Controversy has erupted in Israel over several women refusing to move to the back of the bus for men. Proponents of public transportation gender segregation say that they're only looking out for the ladies' modesty, but opponents say forcing women to move for men puts Israeli society on a slippery slope that could lead to women losing other rights, like voting. Women! When will they stop causing problems?
The latest in a series of clashes between ultra Orthodox men and more moderate Israelis comes on the heels of a recent incident involving an 18-year-old female soldier commuting home after a night shift in Jerusalem. The woman sat in the front of the bus and was asked to move by an ultra Orthodox man. When she refused, screaming and carrying on ensued, and a crowd gathered. The soldier reports being scared by the incident, and it was widely reported by Israeli media.
The once-insular Haredi (ultra Orthodox) community in Israel has grown in recent years, and as their numbers grow, so too do tensions between the very conservative sect of Judaism and their more secular neighbors. In recent years, the community has cited "modesty concerns" (or, to use the proper terminology- "cooties") in pushing to limit images of women on billboards, create men only sidewalks in some neighborhoods, and push for gender-segregated waiting rooms in doctors' offices. Last month, the plight of an 8-year-old Orthodox girl subjected to sexual taunting by ultra Orthodox men as she walked to school drew international media attention, and heated confrontations between ultra Orthodox men and members of the media ensued. Last month, thousands of Israelis marched against gender segregation. Two days later, those in favor of gender segregation staged a counterprotest, resulting in clashes in both Jerusalem and Beit Shemesh.
This is a whole lot of fuss over men believing that men shouldn't be expected to control themselves when a woman dares enter their sightline.

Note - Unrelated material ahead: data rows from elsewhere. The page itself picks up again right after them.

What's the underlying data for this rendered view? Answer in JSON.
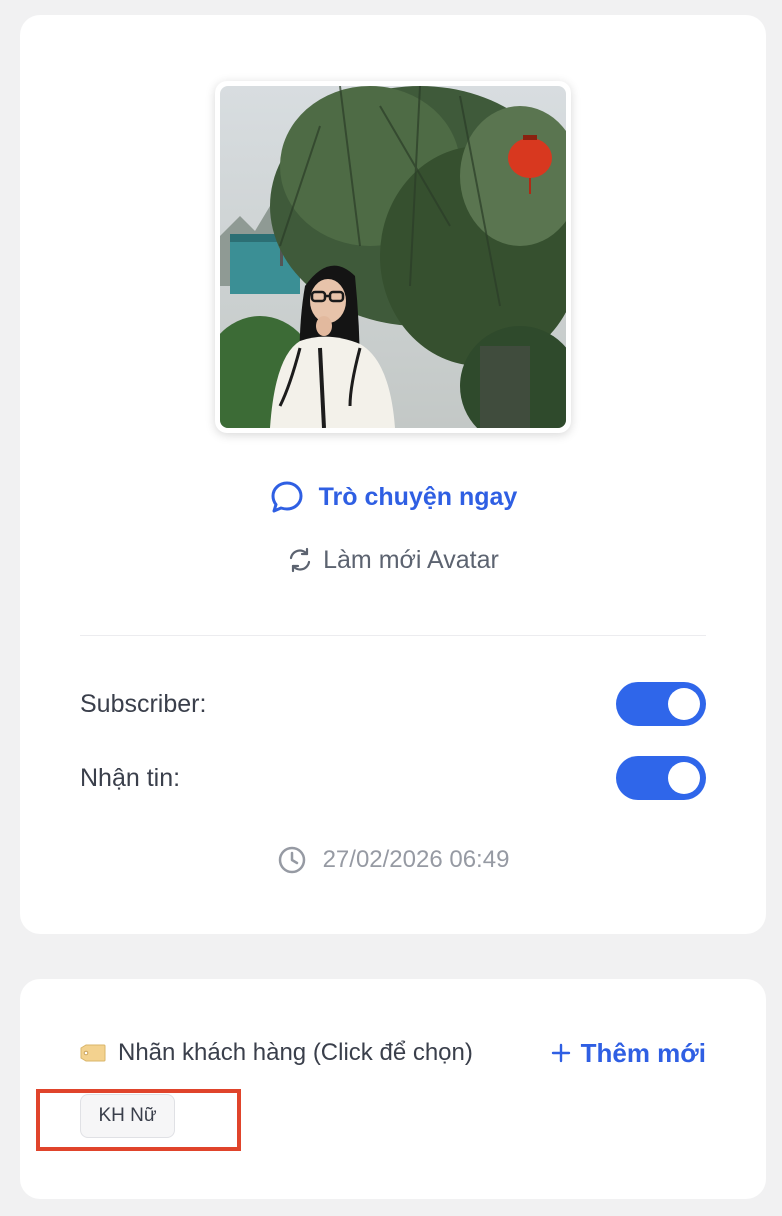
{
  "profile": {
    "chat_label": "Trò chuyện ngay",
    "refresh_label": "Làm mới Avatar",
    "settings": [
      {
        "label": "Subscriber:",
        "enabled": true
      },
      {
        "label": "Nhận tin:",
        "enabled": true
      }
    ],
    "timestamp": "27/02/2026 06:49"
  },
  "labels": {
    "title": "Nhãn khách hàng (Click để chọn)",
    "add_label": "Thêm mới",
    "tags": [
      "KH Nữ"
    ]
  },
  "icons": {
    "chat": "chat-bubble-icon",
    "refresh": "refresh-icon",
    "clock": "clock-icon",
    "tag": "tag-icon",
    "plus": "plus-icon"
  },
  "colors": {
    "accent": "#2f5fe3",
    "toggle_on": "#2f66ea",
    "highlight": "#e0442b"
  }
}
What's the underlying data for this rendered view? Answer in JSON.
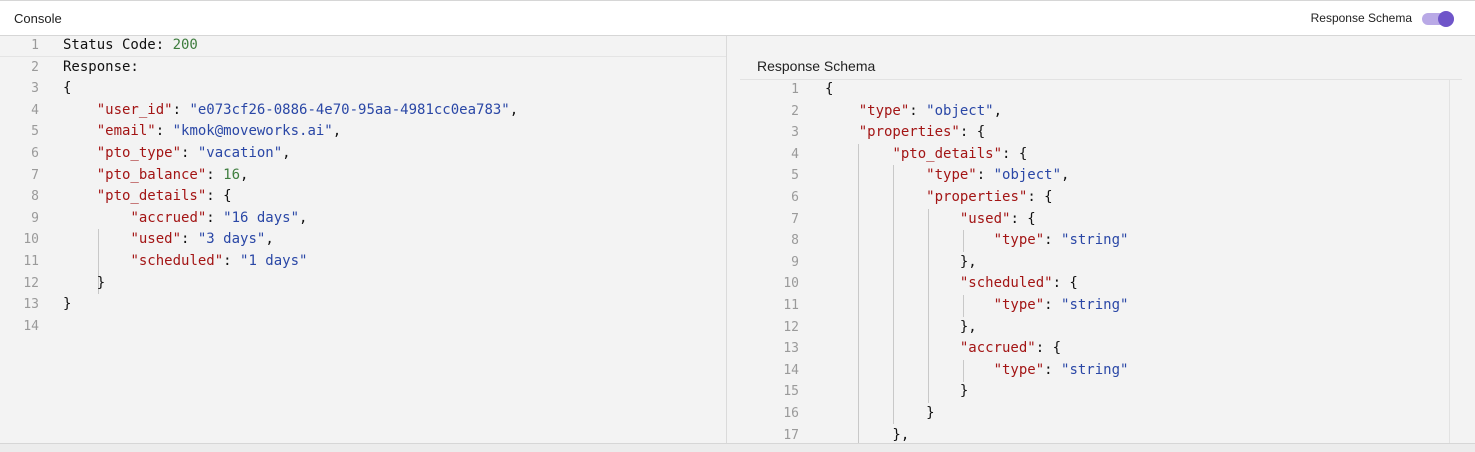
{
  "header": {
    "title": "Console",
    "toggle_label": "Response Schema",
    "toggle_on": true,
    "toggle_color": "#6f55c9"
  },
  "left_editor": {
    "lines": [
      {
        "n": "1",
        "tokens": [
          {
            "t": "Status Code: ",
            "c": ""
          },
          {
            "t": "200",
            "c": "n"
          }
        ]
      },
      {
        "n": "2",
        "tokens": [
          {
            "t": "Response:",
            "c": ""
          }
        ]
      },
      {
        "n": "3",
        "tokens": [
          {
            "t": "{",
            "c": ""
          }
        ]
      },
      {
        "n": "4",
        "tokens": [
          {
            "t": "    ",
            "c": ""
          },
          {
            "t": "\"user_id\"",
            "c": "k"
          },
          {
            "t": ": ",
            "c": ""
          },
          {
            "t": "\"e073cf26-0886-4e70-95aa-4981cc0ea783\"",
            "c": "s"
          },
          {
            "t": ",",
            "c": ""
          }
        ]
      },
      {
        "n": "5",
        "tokens": [
          {
            "t": "    ",
            "c": ""
          },
          {
            "t": "\"email\"",
            "c": "k"
          },
          {
            "t": ": ",
            "c": ""
          },
          {
            "t": "\"kmok@moveworks.ai\"",
            "c": "s"
          },
          {
            "t": ",",
            "c": ""
          }
        ]
      },
      {
        "n": "6",
        "tokens": [
          {
            "t": "    ",
            "c": ""
          },
          {
            "t": "\"pto_type\"",
            "c": "k"
          },
          {
            "t": ": ",
            "c": ""
          },
          {
            "t": "\"vacation\"",
            "c": "s"
          },
          {
            "t": ",",
            "c": ""
          }
        ]
      },
      {
        "n": "7",
        "tokens": [
          {
            "t": "    ",
            "c": ""
          },
          {
            "t": "\"pto_balance\"",
            "c": "k"
          },
          {
            "t": ": ",
            "c": ""
          },
          {
            "t": "16",
            "c": "n"
          },
          {
            "t": ",",
            "c": ""
          }
        ]
      },
      {
        "n": "8",
        "tokens": [
          {
            "t": "    ",
            "c": ""
          },
          {
            "t": "\"pto_details\"",
            "c": "k"
          },
          {
            "t": ": {",
            "c": ""
          }
        ]
      },
      {
        "n": "9",
        "tokens": [
          {
            "t": "        ",
            "c": ""
          },
          {
            "t": "\"accrued\"",
            "c": "k"
          },
          {
            "t": ": ",
            "c": ""
          },
          {
            "t": "\"16 days\"",
            "c": "s"
          },
          {
            "t": ",",
            "c": ""
          }
        ]
      },
      {
        "n": "10",
        "tokens": [
          {
            "t": "        ",
            "c": ""
          },
          {
            "t": "\"used\"",
            "c": "k"
          },
          {
            "t": ": ",
            "c": ""
          },
          {
            "t": "\"3 days\"",
            "c": "s"
          },
          {
            "t": ",",
            "c": ""
          }
        ]
      },
      {
        "n": "11",
        "tokens": [
          {
            "t": "        ",
            "c": ""
          },
          {
            "t": "\"scheduled\"",
            "c": "k"
          },
          {
            "t": ": ",
            "c": ""
          },
          {
            "t": "\"1 days\"",
            "c": "s"
          }
        ]
      },
      {
        "n": "12",
        "tokens": [
          {
            "t": "    }",
            "c": ""
          }
        ]
      },
      {
        "n": "13",
        "tokens": [
          {
            "t": "}",
            "c": ""
          }
        ]
      },
      {
        "n": "14",
        "tokens": []
      }
    ]
  },
  "right_editor": {
    "title": "Response Schema",
    "lines": [
      {
        "n": "1",
        "tokens": [
          {
            "t": "{",
            "c": ""
          }
        ]
      },
      {
        "n": "2",
        "tokens": [
          {
            "t": "    ",
            "c": ""
          },
          {
            "t": "\"type\"",
            "c": "k"
          },
          {
            "t": ": ",
            "c": ""
          },
          {
            "t": "\"object\"",
            "c": "s"
          },
          {
            "t": ",",
            "c": ""
          }
        ]
      },
      {
        "n": "3",
        "tokens": [
          {
            "t": "    ",
            "c": ""
          },
          {
            "t": "\"properties\"",
            "c": "k"
          },
          {
            "t": ": {",
            "c": ""
          }
        ]
      },
      {
        "n": "4",
        "tokens": [
          {
            "t": "        ",
            "c": ""
          },
          {
            "t": "\"pto_details\"",
            "c": "k"
          },
          {
            "t": ": {",
            "c": ""
          }
        ]
      },
      {
        "n": "5",
        "tokens": [
          {
            "t": "            ",
            "c": ""
          },
          {
            "t": "\"type\"",
            "c": "k"
          },
          {
            "t": ": ",
            "c": ""
          },
          {
            "t": "\"object\"",
            "c": "s"
          },
          {
            "t": ",",
            "c": ""
          }
        ]
      },
      {
        "n": "6",
        "tokens": [
          {
            "t": "            ",
            "c": ""
          },
          {
            "t": "\"properties\"",
            "c": "k"
          },
          {
            "t": ": {",
            "c": ""
          }
        ]
      },
      {
        "n": "7",
        "tokens": [
          {
            "t": "                ",
            "c": ""
          },
          {
            "t": "\"used\"",
            "c": "k"
          },
          {
            "t": ": {",
            "c": ""
          }
        ]
      },
      {
        "n": "8",
        "tokens": [
          {
            "t": "                    ",
            "c": ""
          },
          {
            "t": "\"type\"",
            "c": "k"
          },
          {
            "t": ": ",
            "c": ""
          },
          {
            "t": "\"string\"",
            "c": "s"
          }
        ]
      },
      {
        "n": "9",
        "tokens": [
          {
            "t": "                },",
            "c": ""
          }
        ]
      },
      {
        "n": "10",
        "tokens": [
          {
            "t": "                ",
            "c": ""
          },
          {
            "t": "\"scheduled\"",
            "c": "k"
          },
          {
            "t": ": {",
            "c": ""
          }
        ]
      },
      {
        "n": "11",
        "tokens": [
          {
            "t": "                    ",
            "c": ""
          },
          {
            "t": "\"type\"",
            "c": "k"
          },
          {
            "t": ": ",
            "c": ""
          },
          {
            "t": "\"string\"",
            "c": "s"
          }
        ]
      },
      {
        "n": "12",
        "tokens": [
          {
            "t": "                },",
            "c": ""
          }
        ]
      },
      {
        "n": "13",
        "tokens": [
          {
            "t": "                ",
            "c": ""
          },
          {
            "t": "\"accrued\"",
            "c": "k"
          },
          {
            "t": ": {",
            "c": ""
          }
        ]
      },
      {
        "n": "14",
        "tokens": [
          {
            "t": "                    ",
            "c": ""
          },
          {
            "t": "\"type\"",
            "c": "k"
          },
          {
            "t": ": ",
            "c": ""
          },
          {
            "t": "\"string\"",
            "c": "s"
          }
        ]
      },
      {
        "n": "15",
        "tokens": [
          {
            "t": "                }",
            "c": ""
          }
        ]
      },
      {
        "n": "16",
        "tokens": [
          {
            "t": "            }",
            "c": ""
          }
        ]
      },
      {
        "n": "17",
        "tokens": [
          {
            "t": "        },",
            "c": ""
          }
        ]
      }
    ]
  }
}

Because of their small numbers, Haredi men have historically been exempt from military service normally required of Israelis. They've also been exempt from working and given government stipends so that they could continue their religious studies into adulthood. But, as the Wall Street Journal points out, as the community grows and begins expanding outside of their once-isolated neighborhoods, this social model may be unsustainable.
The Israeli government has doubled down on gender equality, at least publicly. Last week, Prime Minister Benjamin Netanyahu said that "women will sit in every place," but Netanyahu enjoys wide support from the political wing of the Haredi community, and some critics say he isn't serious about reining in the social evangelizing of the ultra Orthodox.
For now, at least, some of Israel's women aren't taking this push backward lying down— they're sitting up instead. And they're not moving.